Make no mistake, there is a revolution happening in the NBA.

Last season's Golden State Warriors broke the mold, winning an NBA title by sprinting up and down the court, shooting lots of jumpers and playing at a faster pace than any other team in the NBA.

But where last season's Warriors seemed like Usain Bolt on a basketball court, they wouldn’t come close to keeping up with the track meet that is the 2015-16 NBA season.


In 2014-15, the Warriors were the only team to average more than 100 possessions per 48 minutes. In 2015-16, there are 15 teams averaging more than 100 possessions per 48 minutes. Last season's gold medal sprinters from Golden State would rank 12th this season.

There haven’t been this many teams playing this fast since 1990-91, when there were also 15.

In fact, there are more teams playing at a rate of at least 100 possessions per 48 minutes this season than in the last 20 seasons combined. As recently as a three-season stretch from 2010-11 to 2012-13, there was not one team that averaged 100 possessions per 48 minutes.

So what happened? Why the sudden shift?

In the 20 seasons before last year, there were 13 teams that averaged at least 100 possessions per 48 minutes. Of those 13, four made the playoffs, with one – the 2006-07 “We Believe” Warriors – winning a playoff series. Only one of those 13 – the 2007-08 Nuggets – won 50 games. And of the four to make the playoffs, none were seeded higher than six, meaning of the entire bunch, there was not one serious championship contender. In other words, playing fast was not a viable path to the top of the NBA mountain.
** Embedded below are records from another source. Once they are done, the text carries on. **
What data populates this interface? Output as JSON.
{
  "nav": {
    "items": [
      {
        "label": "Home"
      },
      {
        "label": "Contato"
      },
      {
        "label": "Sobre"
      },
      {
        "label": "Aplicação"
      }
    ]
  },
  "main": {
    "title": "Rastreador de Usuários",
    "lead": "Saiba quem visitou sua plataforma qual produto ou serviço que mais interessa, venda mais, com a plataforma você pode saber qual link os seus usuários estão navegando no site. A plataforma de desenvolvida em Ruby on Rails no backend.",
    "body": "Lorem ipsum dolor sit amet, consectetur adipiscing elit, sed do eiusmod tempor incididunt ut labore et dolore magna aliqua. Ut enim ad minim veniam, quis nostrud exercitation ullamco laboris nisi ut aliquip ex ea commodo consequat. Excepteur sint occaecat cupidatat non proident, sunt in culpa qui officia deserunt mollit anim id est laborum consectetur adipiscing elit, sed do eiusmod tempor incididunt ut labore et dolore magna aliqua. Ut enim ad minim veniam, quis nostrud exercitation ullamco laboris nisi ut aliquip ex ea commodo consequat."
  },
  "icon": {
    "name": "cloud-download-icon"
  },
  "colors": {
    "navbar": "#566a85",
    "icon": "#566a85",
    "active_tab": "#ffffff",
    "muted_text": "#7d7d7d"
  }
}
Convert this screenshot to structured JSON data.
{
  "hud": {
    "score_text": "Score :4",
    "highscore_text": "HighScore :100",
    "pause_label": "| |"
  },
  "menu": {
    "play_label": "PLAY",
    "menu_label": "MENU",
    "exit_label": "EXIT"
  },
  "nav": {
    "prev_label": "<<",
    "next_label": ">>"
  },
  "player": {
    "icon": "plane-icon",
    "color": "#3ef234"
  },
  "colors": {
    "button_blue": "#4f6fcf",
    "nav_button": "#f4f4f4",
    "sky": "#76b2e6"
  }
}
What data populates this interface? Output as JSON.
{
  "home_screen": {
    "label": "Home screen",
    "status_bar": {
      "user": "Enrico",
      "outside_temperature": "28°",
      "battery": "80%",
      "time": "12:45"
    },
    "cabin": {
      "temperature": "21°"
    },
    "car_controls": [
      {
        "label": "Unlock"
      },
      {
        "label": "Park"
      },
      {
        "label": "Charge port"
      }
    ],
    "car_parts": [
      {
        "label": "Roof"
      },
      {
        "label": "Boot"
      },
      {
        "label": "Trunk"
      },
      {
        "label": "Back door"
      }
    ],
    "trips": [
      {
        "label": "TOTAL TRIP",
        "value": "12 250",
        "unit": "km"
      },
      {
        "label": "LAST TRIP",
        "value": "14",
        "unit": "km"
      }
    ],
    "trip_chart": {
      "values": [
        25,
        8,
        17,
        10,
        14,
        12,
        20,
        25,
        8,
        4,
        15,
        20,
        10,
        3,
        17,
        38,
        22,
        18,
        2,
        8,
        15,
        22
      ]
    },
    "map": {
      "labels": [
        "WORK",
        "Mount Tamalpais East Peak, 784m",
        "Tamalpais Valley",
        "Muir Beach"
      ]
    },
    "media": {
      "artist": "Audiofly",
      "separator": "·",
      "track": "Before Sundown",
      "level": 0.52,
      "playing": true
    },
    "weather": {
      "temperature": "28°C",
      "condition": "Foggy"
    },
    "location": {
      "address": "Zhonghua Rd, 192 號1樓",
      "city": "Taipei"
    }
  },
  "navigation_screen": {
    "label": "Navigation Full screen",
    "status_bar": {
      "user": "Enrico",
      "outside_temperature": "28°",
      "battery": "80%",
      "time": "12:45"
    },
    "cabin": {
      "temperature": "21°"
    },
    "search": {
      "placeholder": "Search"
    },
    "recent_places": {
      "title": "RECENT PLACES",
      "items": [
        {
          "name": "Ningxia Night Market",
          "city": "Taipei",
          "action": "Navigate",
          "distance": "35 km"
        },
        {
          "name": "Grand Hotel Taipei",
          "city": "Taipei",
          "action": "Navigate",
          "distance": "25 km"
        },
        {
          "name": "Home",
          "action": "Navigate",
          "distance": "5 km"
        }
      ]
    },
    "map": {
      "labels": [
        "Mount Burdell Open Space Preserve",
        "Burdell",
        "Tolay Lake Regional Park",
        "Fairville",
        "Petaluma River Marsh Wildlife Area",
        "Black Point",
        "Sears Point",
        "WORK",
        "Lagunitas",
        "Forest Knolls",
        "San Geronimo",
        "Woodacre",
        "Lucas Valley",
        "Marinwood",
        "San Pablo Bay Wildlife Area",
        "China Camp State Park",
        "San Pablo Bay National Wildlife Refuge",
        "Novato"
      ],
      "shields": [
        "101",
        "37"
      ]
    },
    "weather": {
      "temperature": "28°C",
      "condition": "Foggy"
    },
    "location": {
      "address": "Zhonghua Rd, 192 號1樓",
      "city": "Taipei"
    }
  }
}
Until the 2014-15 Warriors.

And it wasn’t just Golden State. The Rockets made the conference finals after finishing third in the NBA in pace and setting an NBA record for 3-point attempts in one season. And although the conference finals representatives in the East were more methodical, both Cleveland and Atlanta ranked in the top five in made 3-pointers.

Is it here to stay?

That of course is the million-dollar question. Is the hike in pace merely the NBA’s Tamagotchi? Or is it here for the long haul?

Over the last 30 years, the only time there’s been a larger increase in pace from one season to the next came on the heels of the lockout-shortened 1998-99 season. In 1999-2000, the average pace jumped from 91.6 to 95.7 possessions per 48 minutes. What followed was a three-peat by a Lakers team anchored by Shaquille O’Neal that ranked 10th in pace over the span of their three titles.

The next three titles were won by teams that ranked 20th, 23rd and 23rd in pace. In a league dominated by slow teams, brooding bigs (O’Neal, Tim Duncan, Kevin Garnett, Yao Ming and Dirk Nowitzki) and half-court stars (Kobe Bryant, Tracy McGrady), the pace revolution never materialized.

This time feels different.

The reigning MVP shoots more transition 3s than anybody else.

Russell Westbrook averages more fast-break points than entire teams.

Paul George is playing power forward.

• Even DeMarcus Cousins and Anthony Davis are spreading the court with the 3-ball.

That sound you hear? That’s Mike D’Antoni, Doug Moe and Paul Westhead laughing and saying, “I told you so.”